[STORED DATA Boundary: Start]

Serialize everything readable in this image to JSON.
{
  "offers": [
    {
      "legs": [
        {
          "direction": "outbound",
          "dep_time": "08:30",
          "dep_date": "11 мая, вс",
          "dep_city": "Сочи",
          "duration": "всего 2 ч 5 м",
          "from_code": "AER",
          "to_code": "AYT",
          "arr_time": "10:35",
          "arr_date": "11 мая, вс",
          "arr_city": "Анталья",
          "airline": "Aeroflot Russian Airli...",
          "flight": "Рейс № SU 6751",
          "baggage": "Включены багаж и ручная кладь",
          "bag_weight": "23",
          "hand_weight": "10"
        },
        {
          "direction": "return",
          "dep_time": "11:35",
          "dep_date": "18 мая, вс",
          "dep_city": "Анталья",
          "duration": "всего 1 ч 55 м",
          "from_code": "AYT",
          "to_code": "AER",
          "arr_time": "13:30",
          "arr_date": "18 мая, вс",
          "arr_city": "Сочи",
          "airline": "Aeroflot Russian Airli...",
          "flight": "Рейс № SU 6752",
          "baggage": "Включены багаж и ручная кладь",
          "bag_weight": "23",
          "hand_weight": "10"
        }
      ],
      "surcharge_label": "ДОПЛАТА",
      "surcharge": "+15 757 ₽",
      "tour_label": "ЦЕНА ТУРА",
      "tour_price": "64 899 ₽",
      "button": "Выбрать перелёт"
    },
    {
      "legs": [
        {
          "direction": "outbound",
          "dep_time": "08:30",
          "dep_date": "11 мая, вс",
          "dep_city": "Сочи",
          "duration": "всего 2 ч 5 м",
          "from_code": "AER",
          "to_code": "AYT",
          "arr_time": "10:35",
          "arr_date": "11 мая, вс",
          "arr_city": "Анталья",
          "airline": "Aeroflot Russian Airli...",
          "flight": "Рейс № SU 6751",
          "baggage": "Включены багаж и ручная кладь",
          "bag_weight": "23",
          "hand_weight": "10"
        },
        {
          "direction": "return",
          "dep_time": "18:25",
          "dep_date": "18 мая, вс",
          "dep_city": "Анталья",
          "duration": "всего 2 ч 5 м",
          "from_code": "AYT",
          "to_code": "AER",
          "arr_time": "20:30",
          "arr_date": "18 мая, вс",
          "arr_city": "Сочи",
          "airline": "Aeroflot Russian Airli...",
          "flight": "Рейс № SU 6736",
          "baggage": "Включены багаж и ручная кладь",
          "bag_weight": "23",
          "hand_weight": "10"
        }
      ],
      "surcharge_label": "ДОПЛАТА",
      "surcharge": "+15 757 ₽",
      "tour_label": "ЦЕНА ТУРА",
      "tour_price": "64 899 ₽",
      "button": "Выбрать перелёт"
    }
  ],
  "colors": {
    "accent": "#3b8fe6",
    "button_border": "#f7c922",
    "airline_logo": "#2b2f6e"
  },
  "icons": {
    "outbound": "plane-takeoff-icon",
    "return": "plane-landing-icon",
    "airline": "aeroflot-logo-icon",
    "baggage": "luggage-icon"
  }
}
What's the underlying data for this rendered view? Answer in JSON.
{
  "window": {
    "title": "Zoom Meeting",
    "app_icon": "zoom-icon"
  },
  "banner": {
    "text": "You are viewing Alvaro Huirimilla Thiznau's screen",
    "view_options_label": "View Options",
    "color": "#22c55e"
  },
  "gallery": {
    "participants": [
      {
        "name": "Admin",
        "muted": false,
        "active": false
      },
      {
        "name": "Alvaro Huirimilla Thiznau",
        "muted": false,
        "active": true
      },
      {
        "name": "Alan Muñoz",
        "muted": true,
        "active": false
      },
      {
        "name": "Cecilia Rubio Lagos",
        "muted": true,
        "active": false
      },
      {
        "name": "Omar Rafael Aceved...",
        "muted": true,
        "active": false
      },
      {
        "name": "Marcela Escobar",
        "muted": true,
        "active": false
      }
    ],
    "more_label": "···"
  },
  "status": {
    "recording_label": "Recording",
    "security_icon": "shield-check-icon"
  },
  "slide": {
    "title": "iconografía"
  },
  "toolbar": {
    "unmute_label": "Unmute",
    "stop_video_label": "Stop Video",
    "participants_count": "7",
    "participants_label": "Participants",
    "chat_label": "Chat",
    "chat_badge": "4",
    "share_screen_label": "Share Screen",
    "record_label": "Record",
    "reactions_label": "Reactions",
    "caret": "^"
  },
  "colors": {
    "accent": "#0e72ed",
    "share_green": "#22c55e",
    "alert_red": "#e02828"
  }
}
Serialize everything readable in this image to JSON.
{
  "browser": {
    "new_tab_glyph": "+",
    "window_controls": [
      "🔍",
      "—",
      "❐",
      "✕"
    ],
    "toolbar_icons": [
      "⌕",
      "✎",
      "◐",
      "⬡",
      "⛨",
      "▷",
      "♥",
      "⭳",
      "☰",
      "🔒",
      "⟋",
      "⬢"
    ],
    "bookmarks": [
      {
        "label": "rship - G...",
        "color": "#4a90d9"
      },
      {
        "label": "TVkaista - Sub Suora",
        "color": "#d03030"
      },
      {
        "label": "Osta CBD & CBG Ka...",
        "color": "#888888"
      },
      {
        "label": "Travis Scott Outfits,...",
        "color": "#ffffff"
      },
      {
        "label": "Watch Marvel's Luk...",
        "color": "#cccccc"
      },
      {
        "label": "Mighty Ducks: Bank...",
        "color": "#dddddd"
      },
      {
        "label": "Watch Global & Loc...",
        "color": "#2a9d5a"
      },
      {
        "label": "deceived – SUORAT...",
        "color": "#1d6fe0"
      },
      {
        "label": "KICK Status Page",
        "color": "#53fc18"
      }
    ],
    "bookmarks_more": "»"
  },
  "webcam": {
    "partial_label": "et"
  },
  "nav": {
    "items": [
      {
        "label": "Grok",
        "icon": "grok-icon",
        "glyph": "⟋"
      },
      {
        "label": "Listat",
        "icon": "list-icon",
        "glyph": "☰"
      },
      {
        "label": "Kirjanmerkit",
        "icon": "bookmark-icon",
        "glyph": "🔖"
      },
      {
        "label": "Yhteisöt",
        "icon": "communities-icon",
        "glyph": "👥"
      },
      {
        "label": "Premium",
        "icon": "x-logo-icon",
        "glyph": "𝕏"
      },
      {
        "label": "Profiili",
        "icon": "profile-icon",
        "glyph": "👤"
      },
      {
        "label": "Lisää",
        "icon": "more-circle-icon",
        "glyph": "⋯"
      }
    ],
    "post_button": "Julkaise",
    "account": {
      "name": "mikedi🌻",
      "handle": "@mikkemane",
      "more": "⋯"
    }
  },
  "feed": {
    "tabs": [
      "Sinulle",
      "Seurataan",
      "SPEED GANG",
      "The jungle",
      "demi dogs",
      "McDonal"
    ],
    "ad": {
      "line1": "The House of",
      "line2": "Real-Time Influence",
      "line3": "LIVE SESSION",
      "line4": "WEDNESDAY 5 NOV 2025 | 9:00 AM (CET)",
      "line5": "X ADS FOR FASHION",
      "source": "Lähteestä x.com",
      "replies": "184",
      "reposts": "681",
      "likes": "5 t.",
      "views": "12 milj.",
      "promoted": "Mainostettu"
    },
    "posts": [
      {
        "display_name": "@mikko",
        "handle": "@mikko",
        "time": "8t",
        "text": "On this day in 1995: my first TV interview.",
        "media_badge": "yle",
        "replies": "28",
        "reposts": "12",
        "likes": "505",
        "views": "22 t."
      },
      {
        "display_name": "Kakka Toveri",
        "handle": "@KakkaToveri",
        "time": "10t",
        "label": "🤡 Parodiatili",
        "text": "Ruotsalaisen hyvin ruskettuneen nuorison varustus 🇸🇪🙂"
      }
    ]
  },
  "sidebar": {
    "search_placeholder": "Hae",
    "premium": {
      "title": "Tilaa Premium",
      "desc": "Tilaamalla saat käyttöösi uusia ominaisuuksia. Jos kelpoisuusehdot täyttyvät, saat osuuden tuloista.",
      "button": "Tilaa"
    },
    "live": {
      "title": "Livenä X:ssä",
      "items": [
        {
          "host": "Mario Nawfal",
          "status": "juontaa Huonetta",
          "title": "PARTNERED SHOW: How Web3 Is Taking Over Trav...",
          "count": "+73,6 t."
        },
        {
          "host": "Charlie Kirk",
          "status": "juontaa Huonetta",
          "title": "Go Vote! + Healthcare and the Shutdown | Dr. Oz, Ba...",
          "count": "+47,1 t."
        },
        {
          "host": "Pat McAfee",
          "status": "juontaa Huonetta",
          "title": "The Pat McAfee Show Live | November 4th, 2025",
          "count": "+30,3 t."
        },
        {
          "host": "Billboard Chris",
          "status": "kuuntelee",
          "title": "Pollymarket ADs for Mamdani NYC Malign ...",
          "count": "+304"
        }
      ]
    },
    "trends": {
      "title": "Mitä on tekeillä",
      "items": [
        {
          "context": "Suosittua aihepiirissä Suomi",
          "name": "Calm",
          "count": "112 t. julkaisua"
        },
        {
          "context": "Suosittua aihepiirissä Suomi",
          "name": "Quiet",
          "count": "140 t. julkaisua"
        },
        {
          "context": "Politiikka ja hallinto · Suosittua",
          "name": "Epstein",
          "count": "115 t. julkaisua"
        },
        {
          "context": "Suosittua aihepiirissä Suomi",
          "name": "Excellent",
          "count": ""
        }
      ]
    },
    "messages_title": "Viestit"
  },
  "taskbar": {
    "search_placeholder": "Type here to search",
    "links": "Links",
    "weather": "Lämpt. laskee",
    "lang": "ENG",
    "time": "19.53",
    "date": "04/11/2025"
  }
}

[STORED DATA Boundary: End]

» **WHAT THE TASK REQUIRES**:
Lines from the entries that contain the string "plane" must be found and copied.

» **WRITTEN SOLUTION**:
    "outbound": "plane-takeoff-icon",
    "return": "plane-landing-icon",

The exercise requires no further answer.